Policy Position

FDF members share society's concerns about the health of the nation, particularly in relation to rising obesity levels. We believe there is no simple cause or single solution to tackle obesity and that a broad range of initiatives is needed to reverse the health burden of rising obesity, reduced physical activity and alcohol consumption and drive change.

FDF members are already playing their part to help individuals achieve a healthy, balanced diet by providing a wide range of affordable, nutritious food and drinks as well as developing healthier options, changing recipes to add extra nutrients in and reducing levels of salt, saturated fat and energy in addition to providing clear on-pack nutrition information.

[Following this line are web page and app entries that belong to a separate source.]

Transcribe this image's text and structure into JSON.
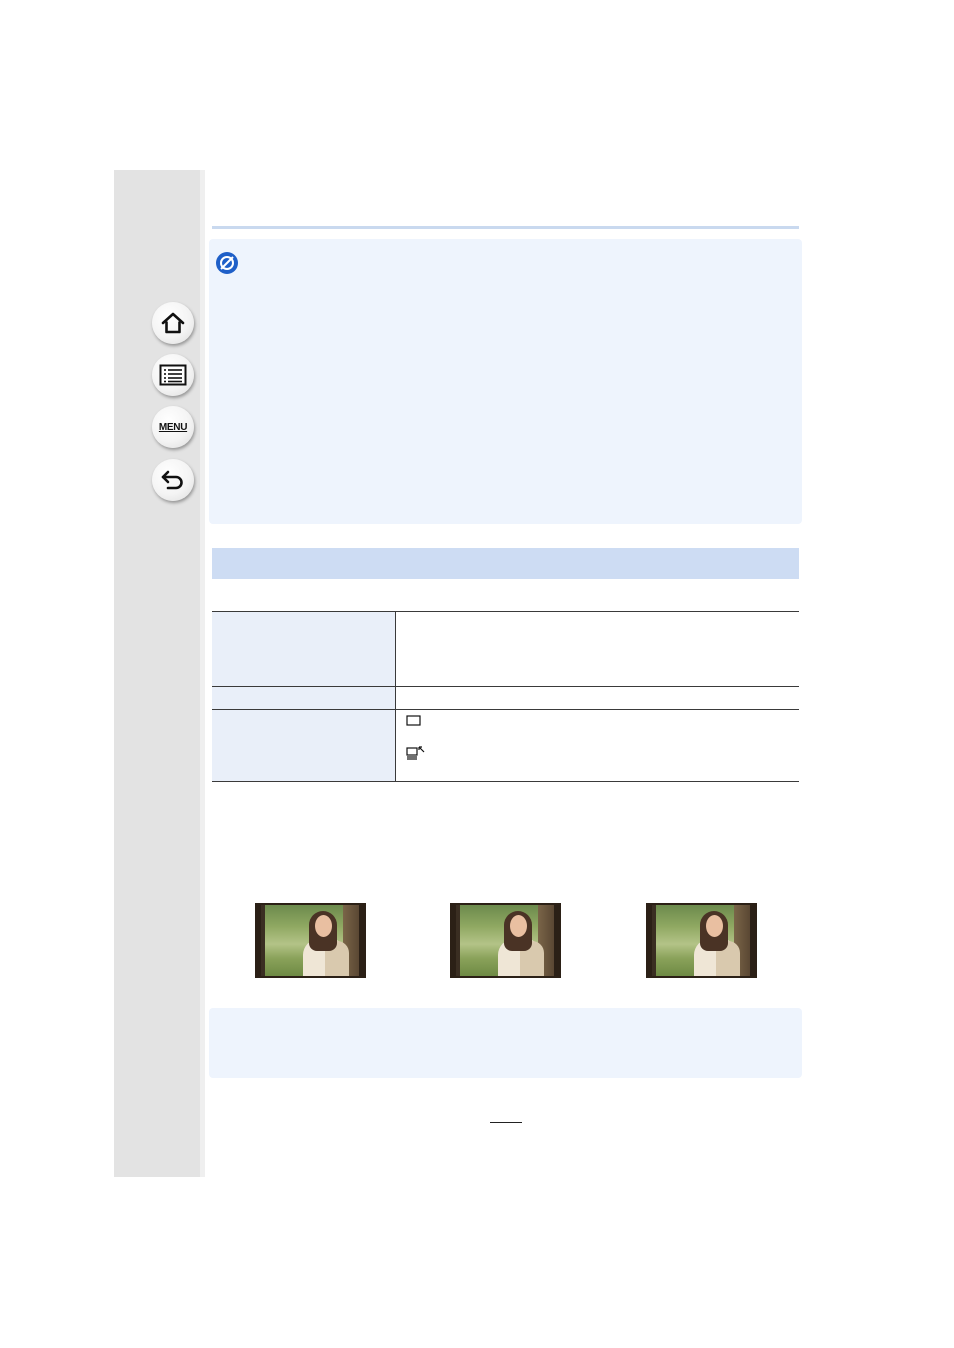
{
  "nav": {
    "home": {
      "icon": "home-icon"
    },
    "contents": {
      "icon": "list-icon"
    },
    "menu": {
      "label": "MENU"
    },
    "back": {
      "icon": "back-arrow-icon"
    }
  },
  "note": {
    "icon": "prohibited-icon",
    "text": ""
  },
  "section": {
    "title": ""
  },
  "settings_table": {
    "rows": [
      {
        "label": "",
        "value": ""
      },
      {
        "label": "",
        "value": ""
      },
      {
        "label": "",
        "options": [
          {
            "icon": "single-frame-icon",
            "text": ""
          },
          {
            "icon": "burst-mode-icon",
            "text": ""
          }
        ]
      }
    ]
  },
  "examples": {
    "images": [
      {
        "caption": ""
      },
      {
        "caption": ""
      },
      {
        "caption": ""
      }
    ]
  },
  "bottom_note": {
    "text": ""
  },
  "page": {
    "number": ""
  },
  "colors": {
    "sidebar": "#e3e3e3",
    "note_background": "#eef4fd",
    "section_bar": "#cddcf3",
    "table_label_cell": "#e9eff9",
    "accent_blue": "#1e5fc8"
  }
}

Our commitment to health is long-standing: we published our first health and wellbeing action plan in 2004 and in 2007 we established a Health and Wellbeing Steering Group to work constructively with Government, regulators and others to help find solutions to the complex issues at the heart of the diet and health challenge here in the UK. FDF are currently working constructively and proactively with Government through voluntary initiatives such as the Responsibility Deal and engage regularly with other stakeholders on this complex issue.

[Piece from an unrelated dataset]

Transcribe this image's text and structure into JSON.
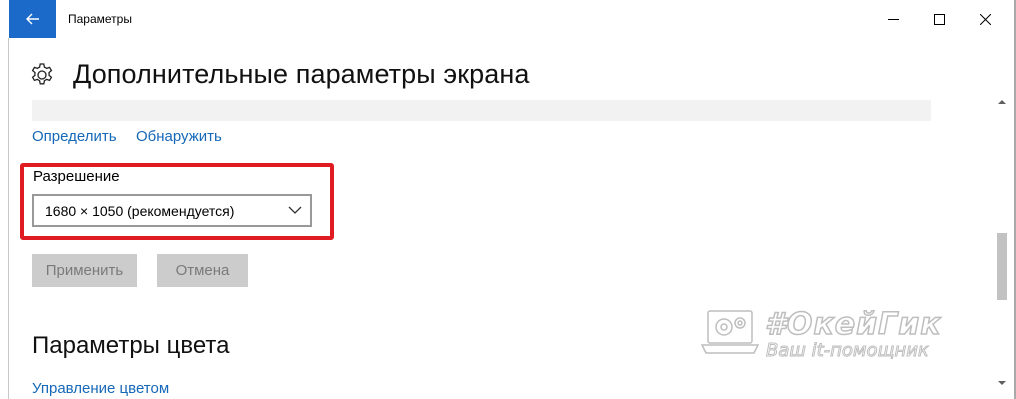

Our work has included:

  • Reformulating products to reduce calories, usually by reducing levels of fat or sugars, whilst maintaining food safety, quality and taste as part of our commitment to the Responsibility Deal. We have also reformulated products to reduce salt and have virtually eliminated the use of artificial trans-fats – individual company case studies are available to view in our Health and Wellbeing report.
  • Developing 'low-in' products as part of our ranges
  • Providing a range of portion sizes to enable individuals to select smaller portions
  • Developing new packaging, such as re-sealable packs, so that customers do not have to consume a product 'in one go' and are able to minimise waste and moderate consumption
  • Promoting healthy lifestyles within our own workforces and the communities within which we operate
  • Providing clear, consistent nutrition information on food labels to enable consumers to make informed choices


Obesity refers to an excess of body fat, and in adults is measured by the body mass index (BMI) which is defined as a person's weight (in kilograms) divided by their height (in metres) squared. Obesity is defined as a BMI of 30kg/m2 or over.

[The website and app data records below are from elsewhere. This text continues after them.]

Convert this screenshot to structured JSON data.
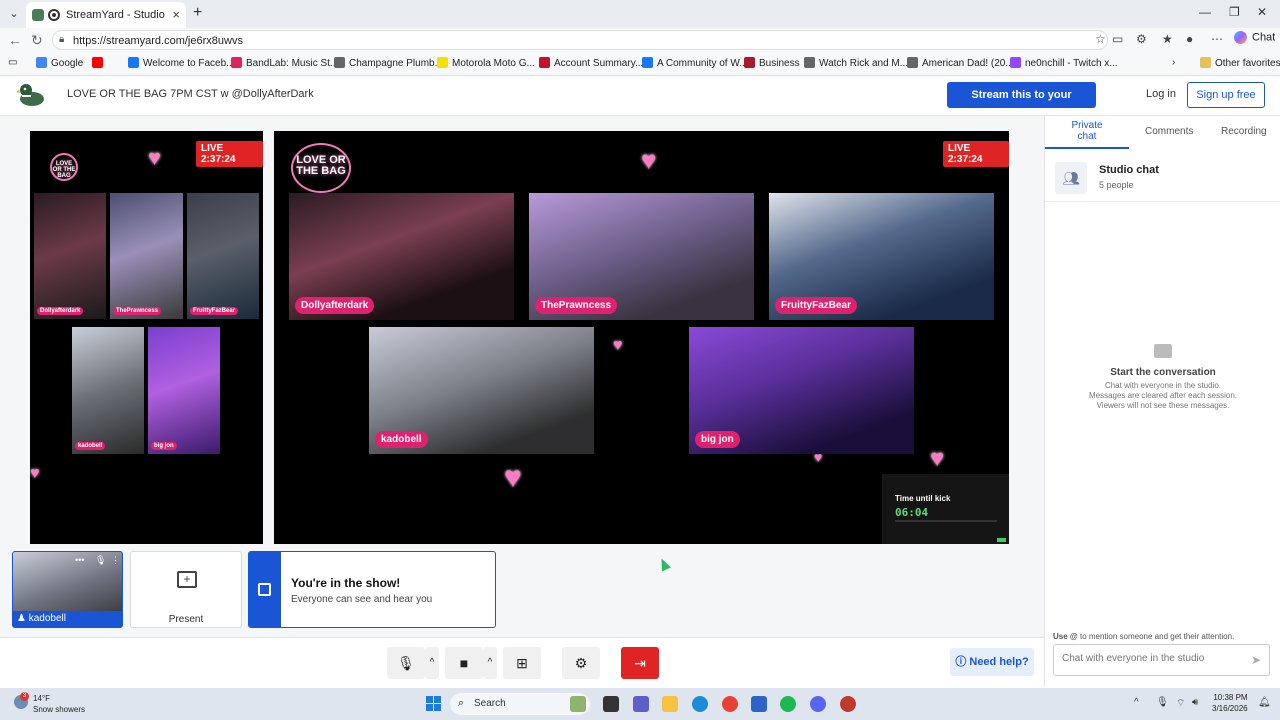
{
  "browser": {
    "tab_title": "StreamYard - Studio",
    "url": "https://streamyard.com/je6rx8uwvs",
    "chat_label": "Chat",
    "bookmarks": [
      {
        "label": "Google",
        "color": "#4285f4"
      },
      {
        "label": "",
        "color": "#ff0000"
      },
      {
        "label": "Welcome to Faceb...",
        "color": "#1877f2"
      },
      {
        "label": "BandLab: Music St...",
        "color": "#e0245e"
      },
      {
        "label": "Champagne Plumb...",
        "color": "#666666"
      },
      {
        "label": "Motorola Moto G...",
        "color": "#f5e000"
      },
      {
        "label": "Account Summary...",
        "color": "#c8102e"
      },
      {
        "label": "A Community of W...",
        "color": "#1877f2"
      },
      {
        "label": "Business",
        "color": "#a6192e"
      },
      {
        "label": "Watch Rick and M...",
        "color": "#666666"
      },
      {
        "label": "American Dad! (20...",
        "color": "#666666"
      },
      {
        "label": "ne0nchill - Twitch x...",
        "color": "#9146ff"
      }
    ],
    "other_favorites": "Other favorites"
  },
  "header": {
    "title": "LOVE OR THE BAG 7PM CST w @DollyAfterDark",
    "stream_button": "Stream this to your audience",
    "login": "Log in",
    "signup": "Sign up free"
  },
  "broadcast": {
    "live_label": "LIVE 2:37:24",
    "show_logo": "LOVE OR THE BAG",
    "participants": [
      "Dollyafterdark",
      "ThePrawncess",
      "FruittyFazBear",
      "kadobell",
      "big jon"
    ],
    "small_participants": [
      "Dollyafterdark",
      "ThePrawncess",
      "FruittyFazBear",
      "kadobell",
      "big jon"
    ],
    "kick_label": "Time until kick",
    "kick_timer": "06:04"
  },
  "tiles": {
    "self_name": "kadobell",
    "present_label": "Present",
    "inshow_title": "You're in the show!",
    "inshow_sub": "Everyone can see and hear you"
  },
  "controls": {
    "help": "Need help?"
  },
  "chat": {
    "tabs": [
      "Private chat",
      "Comments",
      "Recording"
    ],
    "room_title": "Studio chat",
    "room_sub": "5 people",
    "empty_title": "Start the conversation",
    "empty_lines": [
      "Chat with everyone in the studio.",
      "Messages are cleared after each session.",
      "Viewers will not see these messages."
    ],
    "hint_prefix": "Use",
    "hint_at": "@",
    "hint_rest": "to mention someone and get their attention.",
    "input_placeholder": "Chat with everyone in the studio"
  },
  "taskbar": {
    "weather_badge": "3",
    "temp": "14°F",
    "condition": "Snow showers",
    "search": "Search",
    "time": "10:38 PM",
    "date": "3/16/2026"
  },
  "colors": {
    "brand_blue": "#1a55d6",
    "live_red": "#e02424",
    "name_pink": "#e0226e",
    "timer_green": "#5ddc7a"
  }
}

Rising levels of obesity are a public health concern due to the association between obesity and morbidity and mortality. Being obese increases the risk of developing chronic diseases including type 2 diabetes, coronary heart disease, high blood pressure (which is linked to an increased risk of stroke) and cancer.

Weight gain occurs when overall energy intakes consistently exceed energy requirements, leading to weight gain. Both diet and physical activity have a role to play in maintaining energy balance. Put simply the number of calories we eat needs to match the amount of physical activity we do to keep our weight constant.


The most recently published government figures (Health Survey for England – 2014) show that in England there was a marked increase in the proportion of obese people in the mid-nineties, which rose less steeply until around 2006. Obesity levels have remained similar since then, and are currently 24% for men and 27% of women.

In total, 65% of men and 58% of women are above the normal weight for their height, with 41% of men and 31% of women being overweight but not obese.

The same report found that 17% of boys and girls aged 2 to 15 were classed as obese, with 14% of all children both boys and girls classed as overweight. Obesity in children increased steadily from 1995 to 2004/5, with levels slightly below this peak since then, however in 2014 obesity among boys aged 2-15 reached the peak level of 19% again, whereas for girls obesity was at a lower level, 16%.

Industry Action

Last reviewed: 22 Jul 2016